- _EXERCISE DETAILS_
Look below and pull out each line with the word "Alexis".

----------------------------------------

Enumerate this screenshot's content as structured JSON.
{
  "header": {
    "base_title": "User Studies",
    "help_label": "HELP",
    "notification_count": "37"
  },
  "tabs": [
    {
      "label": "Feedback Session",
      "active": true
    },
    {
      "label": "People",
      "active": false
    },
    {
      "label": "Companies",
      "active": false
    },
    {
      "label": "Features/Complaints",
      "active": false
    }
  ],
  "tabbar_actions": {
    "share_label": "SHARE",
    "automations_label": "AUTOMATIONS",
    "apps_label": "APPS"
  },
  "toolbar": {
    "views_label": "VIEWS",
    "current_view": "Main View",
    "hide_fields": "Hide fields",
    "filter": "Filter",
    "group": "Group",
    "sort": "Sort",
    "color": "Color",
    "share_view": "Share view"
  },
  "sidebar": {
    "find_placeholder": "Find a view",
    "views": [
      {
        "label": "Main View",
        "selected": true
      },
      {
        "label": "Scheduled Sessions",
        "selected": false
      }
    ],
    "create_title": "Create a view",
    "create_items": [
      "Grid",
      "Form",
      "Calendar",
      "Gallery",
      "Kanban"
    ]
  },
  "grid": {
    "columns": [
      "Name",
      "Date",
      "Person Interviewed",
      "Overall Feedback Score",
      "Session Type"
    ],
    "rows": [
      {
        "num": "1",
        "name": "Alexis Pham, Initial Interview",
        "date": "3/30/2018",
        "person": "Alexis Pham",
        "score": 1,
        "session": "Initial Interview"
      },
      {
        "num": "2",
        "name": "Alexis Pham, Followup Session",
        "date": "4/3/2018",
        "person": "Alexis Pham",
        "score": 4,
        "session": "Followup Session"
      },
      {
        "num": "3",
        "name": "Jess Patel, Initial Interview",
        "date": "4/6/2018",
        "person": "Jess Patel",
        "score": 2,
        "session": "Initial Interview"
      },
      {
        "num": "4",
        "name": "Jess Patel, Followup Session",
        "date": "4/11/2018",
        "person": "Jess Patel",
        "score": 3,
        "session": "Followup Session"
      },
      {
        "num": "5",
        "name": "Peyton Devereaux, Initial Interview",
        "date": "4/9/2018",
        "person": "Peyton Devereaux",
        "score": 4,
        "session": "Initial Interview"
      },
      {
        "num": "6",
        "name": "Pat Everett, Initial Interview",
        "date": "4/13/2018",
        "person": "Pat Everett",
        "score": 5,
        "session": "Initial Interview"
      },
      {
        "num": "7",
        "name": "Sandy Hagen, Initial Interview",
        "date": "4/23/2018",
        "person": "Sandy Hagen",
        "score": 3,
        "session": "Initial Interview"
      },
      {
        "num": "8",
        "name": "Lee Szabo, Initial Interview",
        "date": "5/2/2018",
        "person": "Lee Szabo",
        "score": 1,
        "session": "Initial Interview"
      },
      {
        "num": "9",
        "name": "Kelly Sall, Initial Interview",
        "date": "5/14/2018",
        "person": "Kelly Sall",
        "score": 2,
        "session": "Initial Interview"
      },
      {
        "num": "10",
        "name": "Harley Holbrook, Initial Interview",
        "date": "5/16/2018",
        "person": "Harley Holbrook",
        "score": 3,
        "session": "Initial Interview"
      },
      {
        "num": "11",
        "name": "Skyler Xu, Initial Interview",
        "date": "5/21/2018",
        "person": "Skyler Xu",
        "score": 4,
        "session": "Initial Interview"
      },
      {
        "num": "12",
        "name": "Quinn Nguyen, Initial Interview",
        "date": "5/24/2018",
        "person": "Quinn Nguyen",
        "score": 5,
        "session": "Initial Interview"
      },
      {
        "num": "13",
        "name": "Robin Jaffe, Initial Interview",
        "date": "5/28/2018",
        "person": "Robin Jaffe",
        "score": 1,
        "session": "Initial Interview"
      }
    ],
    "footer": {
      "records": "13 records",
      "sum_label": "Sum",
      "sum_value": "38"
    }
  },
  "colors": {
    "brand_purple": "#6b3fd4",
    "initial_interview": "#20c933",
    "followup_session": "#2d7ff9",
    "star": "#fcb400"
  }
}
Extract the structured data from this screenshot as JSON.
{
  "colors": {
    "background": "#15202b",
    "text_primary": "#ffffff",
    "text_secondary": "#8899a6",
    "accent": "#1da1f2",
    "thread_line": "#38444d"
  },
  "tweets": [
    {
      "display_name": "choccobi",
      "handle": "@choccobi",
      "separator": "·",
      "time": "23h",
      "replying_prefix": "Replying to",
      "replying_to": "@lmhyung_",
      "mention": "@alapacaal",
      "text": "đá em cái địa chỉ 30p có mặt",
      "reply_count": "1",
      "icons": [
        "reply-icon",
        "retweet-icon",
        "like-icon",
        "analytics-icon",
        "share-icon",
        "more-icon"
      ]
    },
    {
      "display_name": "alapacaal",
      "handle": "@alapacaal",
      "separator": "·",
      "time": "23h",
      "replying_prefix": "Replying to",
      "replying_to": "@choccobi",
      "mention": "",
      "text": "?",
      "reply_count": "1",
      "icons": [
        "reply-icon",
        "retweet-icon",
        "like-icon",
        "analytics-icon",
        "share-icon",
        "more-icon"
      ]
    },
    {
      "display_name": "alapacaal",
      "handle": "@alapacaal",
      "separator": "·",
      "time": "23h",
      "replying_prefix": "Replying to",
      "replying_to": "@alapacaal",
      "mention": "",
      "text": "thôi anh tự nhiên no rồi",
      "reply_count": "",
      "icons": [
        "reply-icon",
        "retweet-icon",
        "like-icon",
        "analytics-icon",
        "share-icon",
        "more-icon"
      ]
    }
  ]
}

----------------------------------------

- _WRITTEN REPLY_
        "name": "Alexis Pham, Initial Interview",
        "person": "Alexis Pham",
        "name": "Alexis Pham, Followup Session",
        "person": "Alexis Pham",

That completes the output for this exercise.